Working with patients who are cognitively impaired presents an ongoing communication challenge. For instance, they likely will have trouble following any instructions about their care, including how and when to take prescriptions. Make sure someone can closely monitor care management, and try to involve a care partner whenever possible.
Here are some tips for effectively working with and communicating with cognitively impaired patients.
- Try to address the patient directly, even if his or her cognitive capacity is diminished.
- Gain the person’s attention. Sit in front of and at the same level as him or her and maintain eye contact.
- Speak distinctly and at a natural rate of speed. Resist the temptation to speak loudly.
- Help orient the patient. Explain (or re-explain) who you are and what you will be doing.
- If possible, meet in surroundings familiar to the patient. Consider having a family member or other familiar person present at first.
- Support and reassure the patient. Acknowledge when responses are correct.
- If the patient gropes for a word, gently provide assistance.
- Make it clear that the encounter is not a “test” but rather a search for information to help the patient.
- Use simple, direct wording. Present one question, instruction, or statement at a time.
- If the patient hears you but does not understand you, rephrase your statement.
- Although open-ended questions are advisable in most interview situations, patients with cognitive impairments often have difficulty coping with them. Consider using a yes-or-no or multiple-choice format.
- Remember that many older people have hearing or vision problems, which can add to their confusion.
- Consider having someone call the patient to follow up on instructions after outpatient visits.
- If the patient can read, provide written instructions and other background information about the problem and options for solutions.
- Address potential issues of driving, getting lost, and home safety each time you see the patient.

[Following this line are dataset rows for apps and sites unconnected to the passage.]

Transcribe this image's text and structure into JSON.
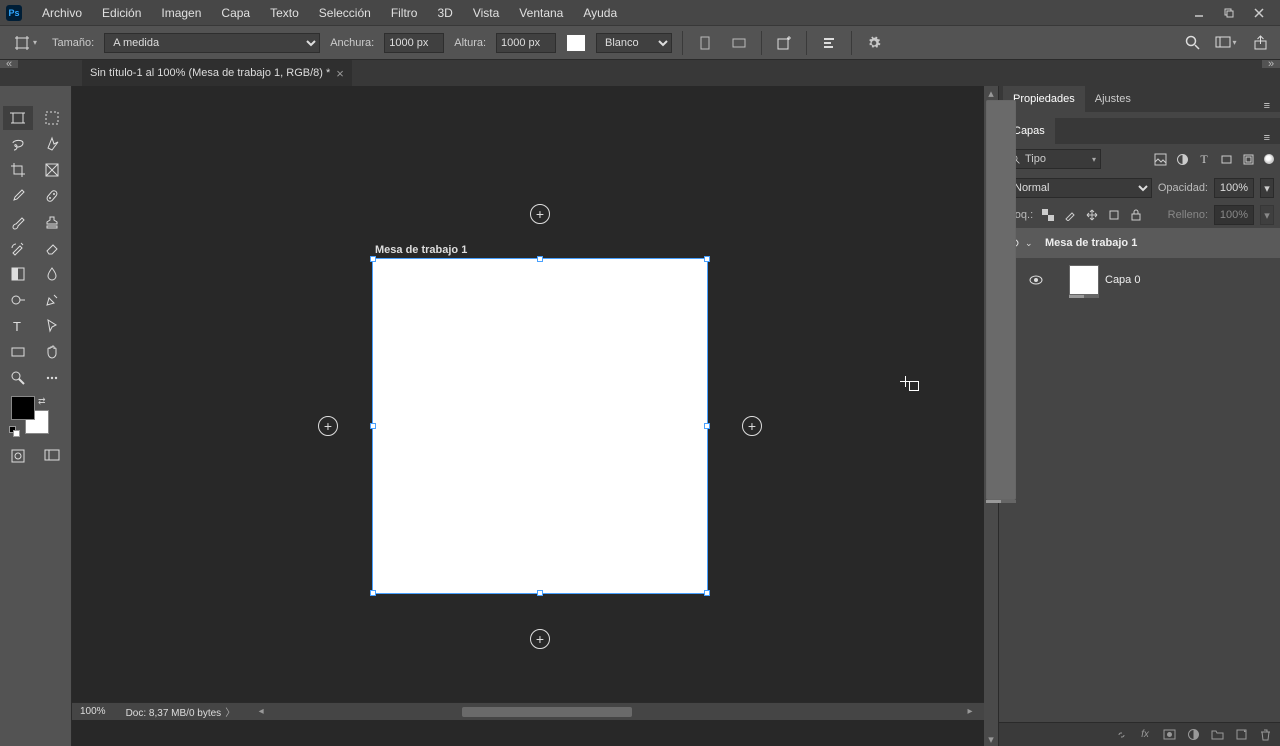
{
  "ps_abbrev": "Ps",
  "menu": [
    "Archivo",
    "Edición",
    "Imagen",
    "Capa",
    "Texto",
    "Selección",
    "Filtro",
    "3D",
    "Vista",
    "Ventana",
    "Ayuda"
  ],
  "options": {
    "size_label": "Tamaño:",
    "size_value": "A medida",
    "width_label": "Anchura:",
    "width_value": "1000 px",
    "height_label": "Altura:",
    "height_value": "1000 px",
    "bg_label": "Blanco"
  },
  "doc_tab": {
    "title": "Sin título-1 al 100% (Mesa de trabajo 1, RGB/8) *"
  },
  "canvas": {
    "artboard_label": "Mesa de trabajo 1"
  },
  "panels": {
    "properties_tab": "Propiedades",
    "adjustments_tab": "Ajustes",
    "layers_tab": "Capas",
    "filter_kind": "Tipo",
    "blend_mode": "Normal",
    "opacity_label": "Opacidad:",
    "opacity_value": "100%",
    "lock_label": "Bloq.:",
    "fill_label": "Relleno:",
    "fill_value": "100%",
    "artboard_layer": "Mesa de trabajo 1",
    "layer0": "Capa 0"
  },
  "status": {
    "zoom": "100%",
    "doc_info": "Doc: 8,37 MB/0 bytes"
  }
}
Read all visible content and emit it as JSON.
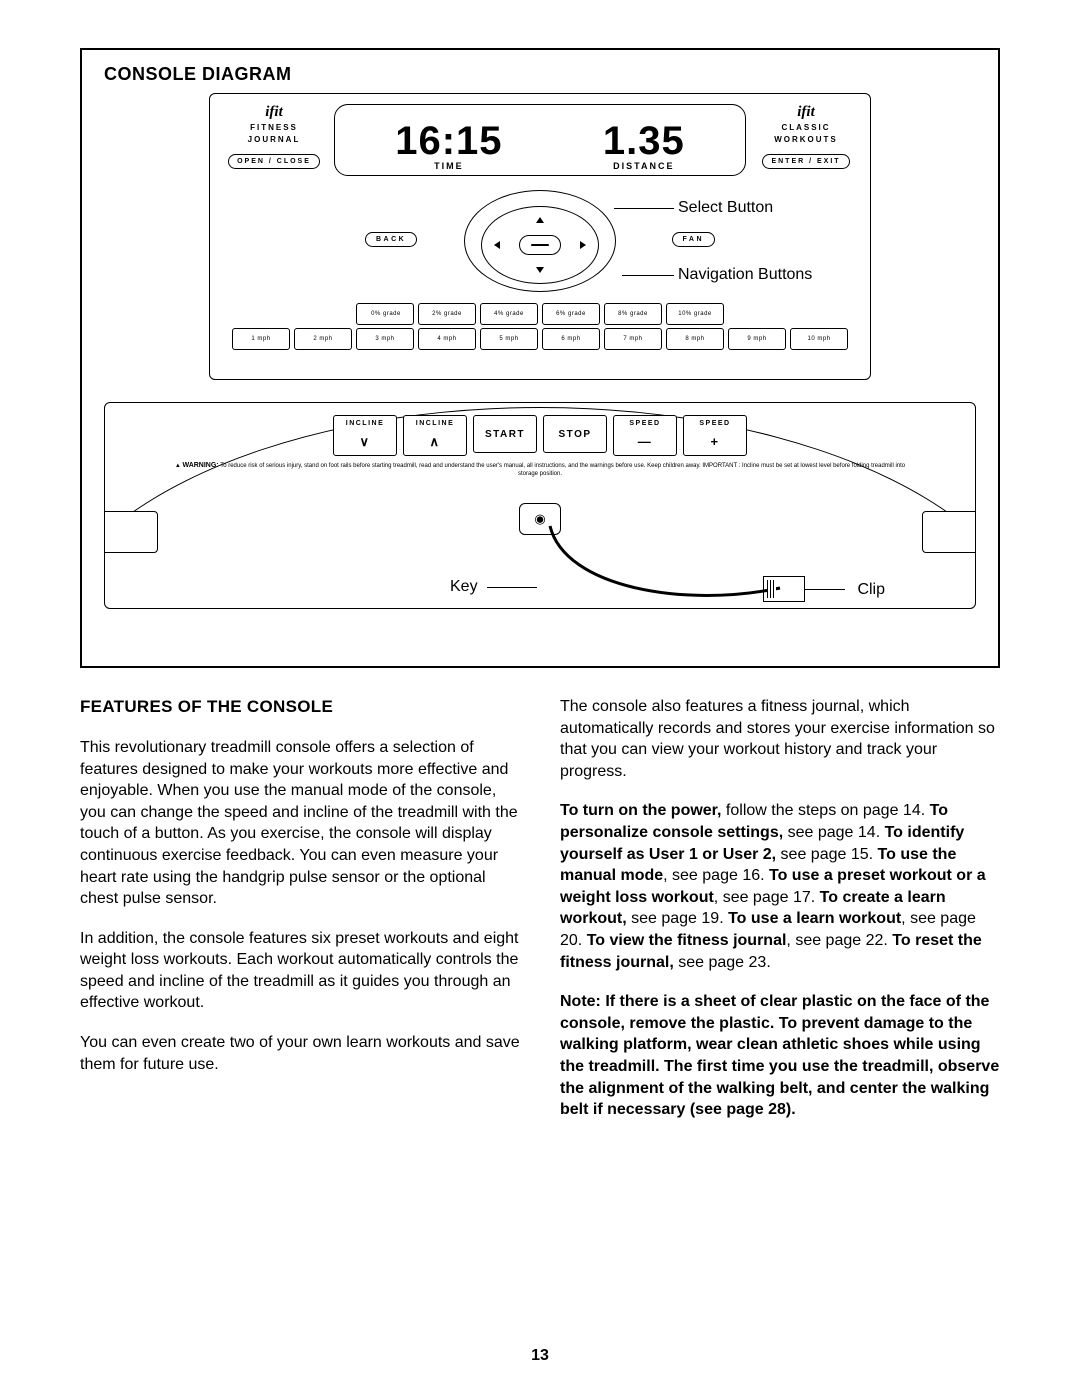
{
  "diagram_title": "CONSOLE DIAGRAM",
  "display": {
    "ifit_brand": "ifit",
    "left_panel": {
      "line1": "FITNESS",
      "line2": "JOURNAL",
      "button": "OPEN / CLOSE"
    },
    "right_panel": {
      "line1": "CLASSIC",
      "line2": "WORKOUTS",
      "button": "ENTER / EXIT"
    },
    "time_value": "16:15",
    "time_label": "TIME",
    "distance_value": "1.35",
    "distance_label": "DISTANCE"
  },
  "nav": {
    "back": "BACK",
    "fan": "FAN",
    "callout_select": "Select Button",
    "callout_nav": "Navigation Buttons"
  },
  "grade_buttons": [
    "0% grade",
    "2% grade",
    "4% grade",
    "6% grade",
    "8% grade",
    "10% grade"
  ],
  "mph_buttons": [
    "1 mph",
    "2 mph",
    "3 mph",
    "4 mph",
    "5 mph",
    "6 mph",
    "7 mph",
    "8 mph",
    "9 mph",
    "10 mph"
  ],
  "controls": {
    "incline_down": "INCLINE",
    "incline_up": "INCLINE",
    "start": "START",
    "stop": "STOP",
    "speed_down": "SPEED",
    "speed_up": "SPEED"
  },
  "warning_label": "WARNING:",
  "warning_text": "To reduce risk of serious injury, stand on foot rails before starting treadmill, read and understand the user's manual, all instructions, and the warnings before use. Keep children away.   IMPORTANT : Incline must be set at lowest level before folding treadmill into storage position.",
  "key_label": "Key",
  "clip_label": "Clip",
  "features_heading": "FEATURES OF THE CONSOLE",
  "para1": "This revolutionary treadmill console offers a selection of features designed to make your workouts more effective and enjoyable. When you use the manual mode of the console, you can change the speed and incline of the treadmill with the touch of a button. As you exercise, the console will display continuous exercise feedback. You can even measure your heart rate using the handgrip pulse sensor or the optional chest pulse sensor.",
  "para2": "In addition, the console features six preset workouts and eight weight loss workouts. Each workout automatically controls the speed and incline of the treadmill as it guides you through an effective workout.",
  "para3": "You can even create two of your own learn workouts and save them for future use.",
  "para4": "The console also features a fitness journal, which automatically records and stores your exercise information so that you can view your workout history and track your progress.",
  "instr": {
    "b1": "To turn on the power,",
    "t1": " follow the steps on page 14. ",
    "b2": "To personalize console settings,",
    "t2": " see page 14. ",
    "b3": "To identify yourself as User 1 or User 2,",
    "t3": " see page 15. ",
    "b4": "To use the manual mode",
    "t4": ", see page 16. ",
    "b5": "To use a preset workout or a weight loss workout",
    "t5": ", see page 17. ",
    "b6": "To create a learn workout,",
    "t6": " see page 19. ",
    "b7": "To use a learn workout",
    "t7": ", see page 20. ",
    "b8": "To view the fitness journal",
    "t8": ", see page 22. ",
    "b9": "To reset the fitness journal,",
    "t9": " see page 23."
  },
  "note": "Note: If there is a sheet of clear plastic on the face of the console, remove the plastic. To prevent damage to the walking platform, wear clean athletic shoes while using the treadmill. The first time you use the treadmill, observe the alignment of the walking belt, and center the walking belt if necessary (see page 28).",
  "page_number": "13"
}
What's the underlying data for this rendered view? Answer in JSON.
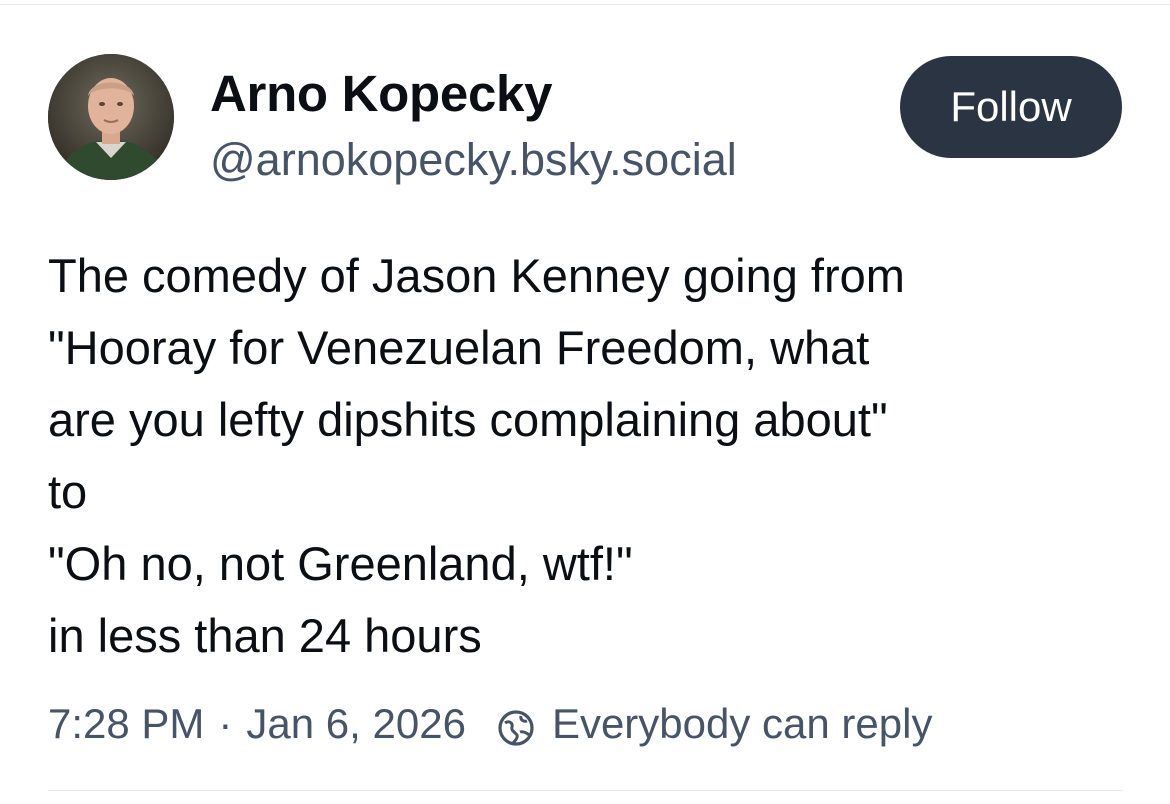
{
  "post": {
    "author": {
      "display_name": "Arno Kopecky",
      "handle": "@arnokopecky.bsky.social"
    },
    "follow_label": "Follow",
    "text_lines": [
      "The comedy of Jason Kenney going from",
      "\"Hooray for Venezuelan Freedom, what",
      "are you lefty dipshits complaining about\"",
      "to",
      "\"Oh no, not Greenland, wtf!\"",
      "in less than 24 hours"
    ],
    "time": "7:28 PM",
    "separator": "·",
    "date": "Jan 6, 2026",
    "reply_setting": "Everybody can reply"
  },
  "icons": {
    "avatar": "avatar-photo",
    "reply_setting": "earth-icon"
  },
  "colors": {
    "text": "#0b0f14",
    "secondary_text": "#475467",
    "follow_button_bg": "#2a3442",
    "follow_button_text": "#ffffff",
    "divider": "#e6e9ed"
  }
}
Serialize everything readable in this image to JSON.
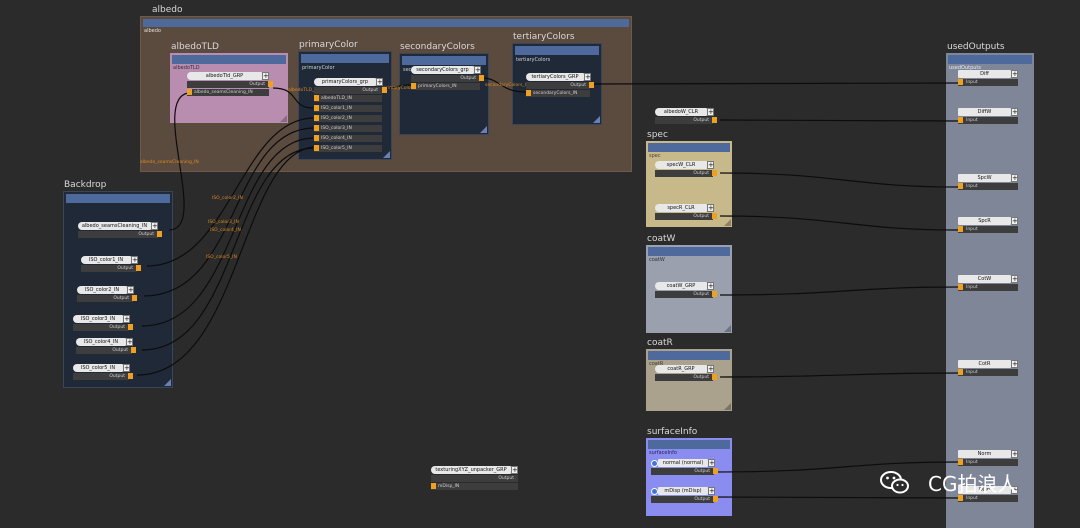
{
  "graph": {
    "backdrops": {
      "albedo": {
        "title": "albedo",
        "label": "albedo"
      },
      "albedoTLD": {
        "title": "albedoTLD",
        "label": "albedoTLD"
      },
      "primaryColor": {
        "title": "primaryColor",
        "label": "primaryColor"
      },
      "secondaryColors": {
        "title": "secondaryColors",
        "label": "sec"
      },
      "tertiaryColors": {
        "title": "tertiaryColors",
        "label": "tertiaryColors"
      },
      "backdrop": {
        "title": "Backdrop"
      },
      "spec": {
        "title": "spec",
        "label": "spec"
      },
      "coatW": {
        "title": "coatW",
        "label": "coatW"
      },
      "coatR": {
        "title": "coatR",
        "label": "coatR"
      },
      "surfaceInfo": {
        "title": "surfaceInfo",
        "label": "surfaceInfo"
      },
      "usedOutputs": {
        "title": "usedOutputs",
        "label": "usedOutputs"
      }
    },
    "nodes": {
      "albedoTLD_GRP": {
        "name": "albedoTld_GRP",
        "out": "Output",
        "in1": "albedo_seamsCleaning_IN"
      },
      "primaryColors_grp": {
        "name": "primaryColors_grp",
        "out": "Output",
        "inputs": [
          "albedoTLD_IN",
          "ISO_color1_IN",
          "ISO_color2_IN",
          "ISO_color3_IN",
          "ISO_color4_IN",
          "ISO_color5_IN"
        ]
      },
      "secondaryColors_grp": {
        "name": "secondaryColors_grp",
        "out": "Output",
        "in1": "primaryColors_IN"
      },
      "tertiaryColors_GRP": {
        "name": "tertiaryColors_GRP",
        "out": "Output",
        "in1": "secondaryColors_IN"
      },
      "albedo_seamsCleaning_IN": {
        "name": "albedo_seamsCleaning_IN",
        "out": "Output"
      },
      "ISO_color1_IN": {
        "name": "ISO_color1_IN",
        "out": "Output"
      },
      "ISO_color2_IN": {
        "name": "ISO_color2_IN",
        "out": "Output"
      },
      "ISO_color3_IN": {
        "name": "ISO_color3_IN",
        "out": "Output"
      },
      "ISO_color4_IN": {
        "name": "ISO_color4_IN",
        "out": "Output"
      },
      "ISO_color5_IN": {
        "name": "ISO_color5_IN",
        "out": "Output"
      },
      "albedoW_CLR": {
        "name": "albedoW_CLR",
        "out": "Output"
      },
      "specW_CLR": {
        "name": "specW_CLR",
        "out": "Output"
      },
      "specR_CLR": {
        "name": "specR_CLR",
        "out": "Output"
      },
      "coatW_GRP": {
        "name": "coatW_GRP",
        "out": "Output"
      },
      "coatR_GRP": {
        "name": "coatR_GRP",
        "out": "Output"
      },
      "normal": {
        "name": "normal (normal)",
        "out": "Output"
      },
      "mDisp": {
        "name": "mDisp (mDisp)",
        "out": "Output"
      },
      "texturing": {
        "name": "texturingXYZ_unpacker_GRP",
        "out": "Output",
        "in1": "mDisp_IN"
      },
      "Diff": {
        "name": "Diff",
        "in": "Input"
      },
      "DiffW": {
        "name": "DiffW",
        "in": "Input"
      },
      "SpcW": {
        "name": "SpcW",
        "in": "Input"
      },
      "SpcR": {
        "name": "SpcR",
        "in": "Input"
      },
      "CotW": {
        "name": "CotW",
        "in": "Input"
      },
      "CotR": {
        "name": "CotR",
        "in": "Input"
      },
      "Norm": {
        "name": "Norm",
        "in": "Input"
      },
      "Disp": {
        "name": "Disp",
        "in": "Input"
      }
    },
    "wire_labels": {
      "w1": "albedo_seamsCleaning_IN",
      "w2": "ISO_color2_IN",
      "w3": "ISO_color3_IN",
      "w4": "ISO_color4_IN",
      "w5": "ISO_color5_IN",
      "w6": "albedoTLD_IN",
      "w7": "primaryColors_IN",
      "w8": "secondaryColors_IN"
    }
  },
  "watermark": {
    "text": "CG拍浪人"
  },
  "colors": {
    "background": "#2b2b2b",
    "albedo_backdrop": "#5b4a3e",
    "albedoTLD_backdrop": "#b98db0",
    "dark_backdrop": "#1f2937",
    "spec_backdrop": "#c8b98a",
    "coat_backdrop": "#9aa0ad",
    "coatR_backdrop": "#aaa28c",
    "surfaceInfo_backdrop": "#8a8cf0",
    "usedOutputs_backdrop": "#7e8698",
    "port": "#f0a020",
    "header": "#4e6a9c"
  }
}
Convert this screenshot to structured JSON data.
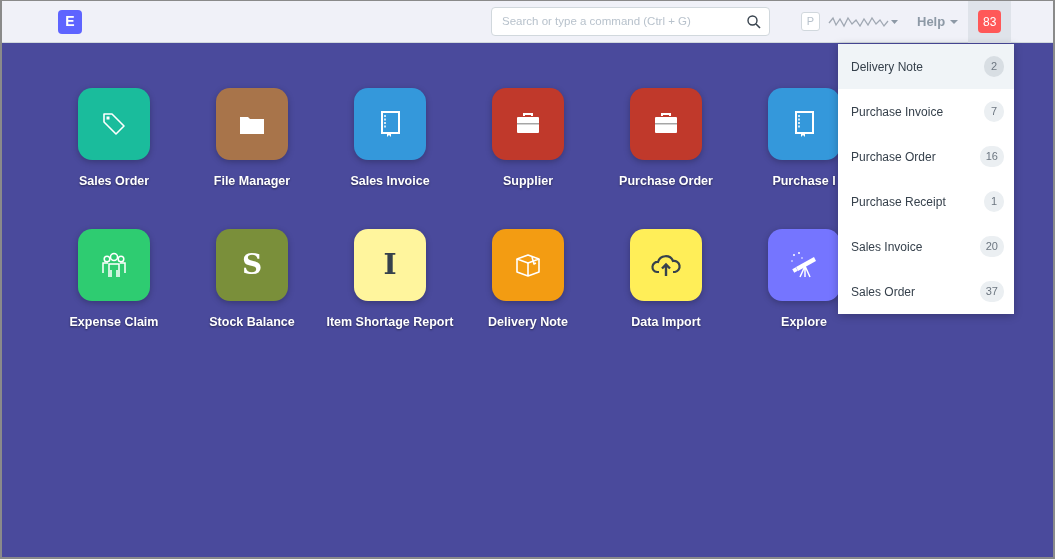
{
  "navbar": {
    "logo": "E",
    "search": {
      "placeholder": "Search or type a command (Ctrl + G)"
    },
    "avatar": "P",
    "help": "Help",
    "notifications": {
      "count": "83",
      "open": true
    }
  },
  "modules": [
    {
      "label": "Sales Order",
      "kind": "tag",
      "color": "#1abc9c"
    },
    {
      "label": "File Manager",
      "kind": "folder",
      "color": "#a8744a"
    },
    {
      "label": "Sales Invoice",
      "kind": "book",
      "color": "#3498db"
    },
    {
      "label": "Supplier",
      "kind": "briefcase",
      "color": "#c0392b"
    },
    {
      "label": "Purchase Order",
      "kind": "briefcase",
      "color": "#c0392b"
    },
    {
      "label": "Purchase I",
      "kind": "book",
      "color": "#3498db"
    },
    {
      "label": "Expense Claim",
      "kind": "people",
      "color": "#2ecc71"
    },
    {
      "label": "Stock Balance",
      "kind": "letter",
      "letter": "S",
      "color": "#7a8f3a"
    },
    {
      "label": "Item Shortage Report",
      "kind": "letter",
      "letter": "I",
      "color": "#fff59d"
    },
    {
      "label": "Delivery Note",
      "kind": "box",
      "color": "#f39c12"
    },
    {
      "label": "Data Import",
      "kind": "cloud",
      "color": "#ffee58"
    },
    {
      "label": "Explore",
      "kind": "telescope",
      "color": "#7575ff"
    }
  ],
  "dropdown": [
    {
      "label": "Delivery Note",
      "count": "2",
      "selected": true
    },
    {
      "label": "Purchase Invoice",
      "count": "7",
      "selected": false
    },
    {
      "label": "Purchase Order",
      "count": "16",
      "selected": false
    },
    {
      "label": "Purchase Receipt",
      "count": "1",
      "selected": false
    },
    {
      "label": "Sales Invoice",
      "count": "20",
      "selected": false
    },
    {
      "label": "Sales Order",
      "count": "37",
      "selected": false
    }
  ]
}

And, encourage regular physical activity, social activity, hobbies, and intellectual stimulation, as well as a healthy diet. Some studies link these approaches to the maintenance of cognitive function.
Source: National Institute of Aging: www.nia.nih.gov